* **What you need to do**: Determine how many lines in the entries below contain the word "name". The reply is that number alone.

Data about app and page elements:
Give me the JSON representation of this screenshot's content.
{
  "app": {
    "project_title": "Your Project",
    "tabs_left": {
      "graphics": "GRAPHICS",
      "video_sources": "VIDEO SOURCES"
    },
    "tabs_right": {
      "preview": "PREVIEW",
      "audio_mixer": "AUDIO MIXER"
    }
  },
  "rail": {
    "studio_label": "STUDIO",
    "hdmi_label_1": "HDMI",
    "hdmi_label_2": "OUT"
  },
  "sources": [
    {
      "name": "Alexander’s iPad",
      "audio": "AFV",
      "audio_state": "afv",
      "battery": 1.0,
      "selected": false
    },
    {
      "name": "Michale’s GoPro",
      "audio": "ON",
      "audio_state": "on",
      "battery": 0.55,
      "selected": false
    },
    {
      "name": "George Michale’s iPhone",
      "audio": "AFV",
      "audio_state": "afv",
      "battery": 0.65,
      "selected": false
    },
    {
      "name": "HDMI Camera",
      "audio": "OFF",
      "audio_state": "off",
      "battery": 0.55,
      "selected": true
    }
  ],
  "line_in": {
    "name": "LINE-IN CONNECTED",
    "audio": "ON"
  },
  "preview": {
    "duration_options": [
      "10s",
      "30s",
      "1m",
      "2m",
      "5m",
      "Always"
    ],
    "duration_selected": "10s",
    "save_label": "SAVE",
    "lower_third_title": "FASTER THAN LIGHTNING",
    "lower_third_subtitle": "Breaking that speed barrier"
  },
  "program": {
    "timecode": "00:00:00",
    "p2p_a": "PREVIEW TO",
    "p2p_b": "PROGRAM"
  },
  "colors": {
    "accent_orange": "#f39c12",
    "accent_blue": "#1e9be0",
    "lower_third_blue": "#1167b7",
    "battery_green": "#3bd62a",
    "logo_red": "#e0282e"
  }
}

* **Response below**: 5